Global studies led by two Hong Kong universities have revealed that the drug Telbivudine can prevent more deaths from chronic hepatitis B than existing medication. Telbivudine, according to the medical breakthrough, can suppress the virus faster and more effectively.
The new drug is a ground-breaking treatment for chronic hepatitis B, which kills one million people worldwide and infects more than half a million people in Hong Kong or 8.8 percent of the population. Of these, up to 25 percent or 149,000 die from liver cancer or cirrhosis, a scarring of the liver.
The University of Hong Kong conducted the largest-ever hepatitis B trial of 1,367 patients from 20 countries. They included 100 Hong Kong patients.

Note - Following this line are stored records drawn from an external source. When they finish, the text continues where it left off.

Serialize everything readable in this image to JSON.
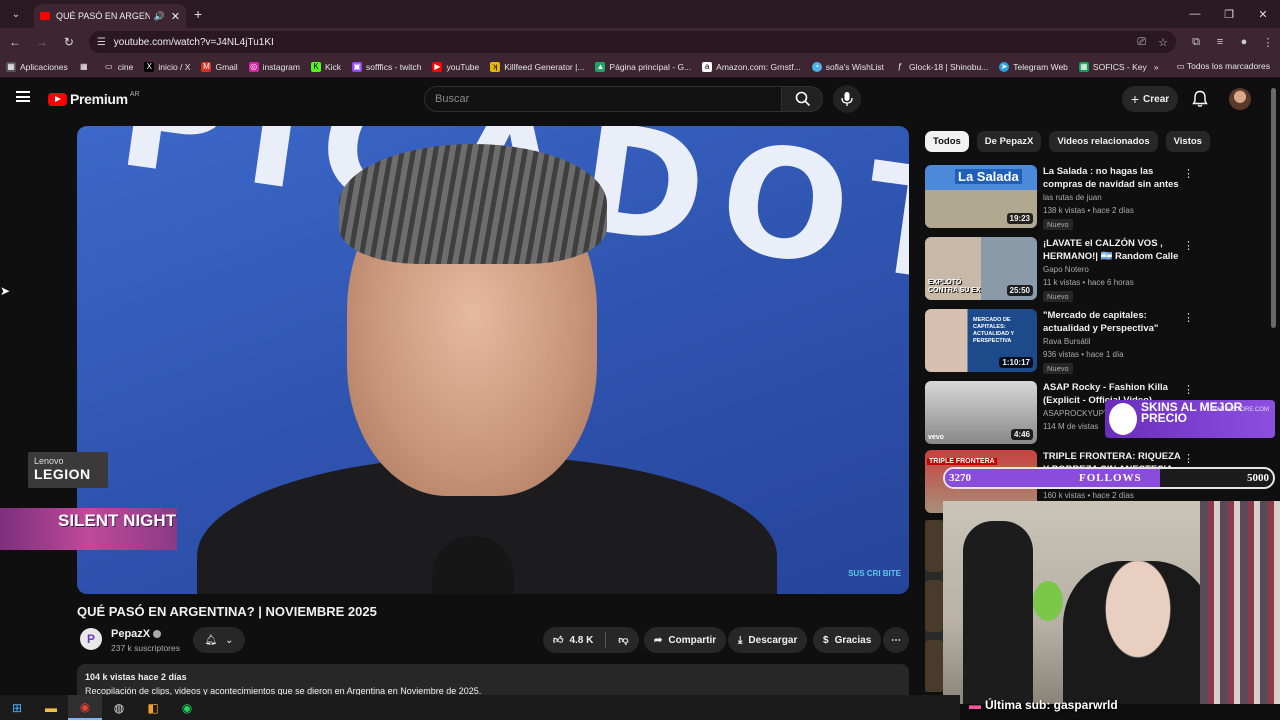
{
  "browser": {
    "tab_title": "QUÉ PASÓ EN ARGENTINA",
    "url": "youtube.com/watch?v=J4NL4jTu1KI",
    "bookmarks": [
      "Aplicaciones",
      "cine",
      "inicio / X",
      "Gmail",
      "instagram",
      "Kick",
      "sofffics - twitch",
      "youTube",
      "Killfeed Generator |...",
      "Página principal - G...",
      "Amazon.com: Grnstf...",
      "sofia's WishList",
      "Glock-18 | Shinobu...",
      "Telegram Web",
      "SOFICS - Key"
    ],
    "bookmarks_all": "Todos los marcadores"
  },
  "masthead": {
    "brand": "Premium",
    "country": "AR",
    "search_placeholder": "Buscar",
    "create_label": "Crear"
  },
  "video": {
    "title": "QUÉ PASÓ EN ARGENTINA? | NOVIEMBRE 2025",
    "channel": "PepazX",
    "channel_initial": "P",
    "subscribers": "237 k suscriptores",
    "likes": "4.8 K",
    "share_label": "Compartir",
    "download_label": "Descargar",
    "thanks_label": "Gracias",
    "views_date": "104 k vistas  hace 2 días",
    "description": "Recopilación de clips, videos y acontecimientos que se dieron en Argentina en Noviembre de 2025.",
    "watermark": "SUS CRI BITE",
    "bg_letters": "PICADOT"
  },
  "chips": [
    "Todos",
    "De PepazX",
    "Videos relacionados",
    "Vistos"
  ],
  "recommendations": [
    {
      "title": "La Salada : no hagas las compras de navidad sin antes ...",
      "channel": "las rutas de juan",
      "meta": "138 k vistas • hace 2 días",
      "badge": "Nuevo",
      "duration": "19:23",
      "thumb_label": "La Salada"
    },
    {
      "title": "¡LAVATE el CALZÓN VOS , HERMANO!| 🇦🇷 Random Calle ...",
      "channel": "Gapo Notero",
      "meta": "11 k vistas • hace 6 horas",
      "badge": "Nuevo",
      "duration": "25:50",
      "thumb_label": "EXPLOTÓ CONTRA SU EX"
    },
    {
      "title": "\"Mercado de capitales: actualidad y Perspectiva\"",
      "channel": "Rava Bursátil",
      "meta": "936 vistas • hace 1 día",
      "badge": "Nuevo",
      "duration": "1:10:17",
      "thumb_label": "MERCADO DE CAPITALES: ACTUALIDAD Y PERSPECTIVA"
    },
    {
      "title": "ASAP Rocky - Fashion Killa (Explicit - Official Video)",
      "channel": "ASAPROCKYUPTOWN",
      "meta": "114 M de vistas",
      "badge": "",
      "duration": "4:46",
      "thumb_label": "vevo"
    },
    {
      "title": "TRIPLE FRONTERA: RIQUEZA Y POBREZA SIN ANESTESIA ...",
      "channel": "",
      "meta": "160 k vistas • hace 2 días",
      "badge": "",
      "duration": "",
      "thumb_label": "TRIPLE FRONTERA"
    }
  ],
  "overlays": {
    "legion_l1": "Lenovo",
    "legion_l2": "LEGION",
    "silent_night": "SILENT NIGHT",
    "skins_text": "SKINS AL MEJOR PRECIO",
    "skins_domain": "PANDASTORE.COM",
    "follows_current": "3270",
    "follows_label": "FOLLOWS",
    "follows_goal": "5000",
    "follows_fraction": 0.654,
    "last_sub": "Última sub: gasparwrld"
  }
}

It found that for patients who had just been infected, Telbivudine reduced the virus eight times more after one year than Lamivudine which is also an antiviral medication.
The virus dropped 10 times faster among the Telbivudine patients, indicating less chance of resistance.
Lai Ching-lung of HKU said, “When treating chronic Hepatitis B, the most important factors are to suppress and reduce the viral replication, and to maintain the virus in the lowest level of persistency.”
He also said the new drug would hopefully help decrease the number of people who die from hepatitis B.
A coinciding test of 135 patients – half of them from Hong Kong and the rest from overseas – by the Chinese University of Hong Kong showed Telbivudine led to 25 times more reduction of the virus than that of Adefovir at 24 weeks.
Two times more patients taking Telbivudine would achieve a non- detectable level of the virus than Adefovir patients at 24 weeks and at a greater and faster rate.
The drug, produced by Swiss company Novartis and America’s Idenix Pharmaceuticals, was registered in Hong Kong last year.
Lai said the history of hepatitis B dates back a long time for Africans and Chinese and that it had been transferred from generation to generation. Ninety percent of sufferers contract the virus, which is transmitted by blood or body fluids, at birth or in their first year.
Worldwide, most infections occur from infected mother to child, or child to child contact in household settings, and from reuse of unsterilized needles and syringes.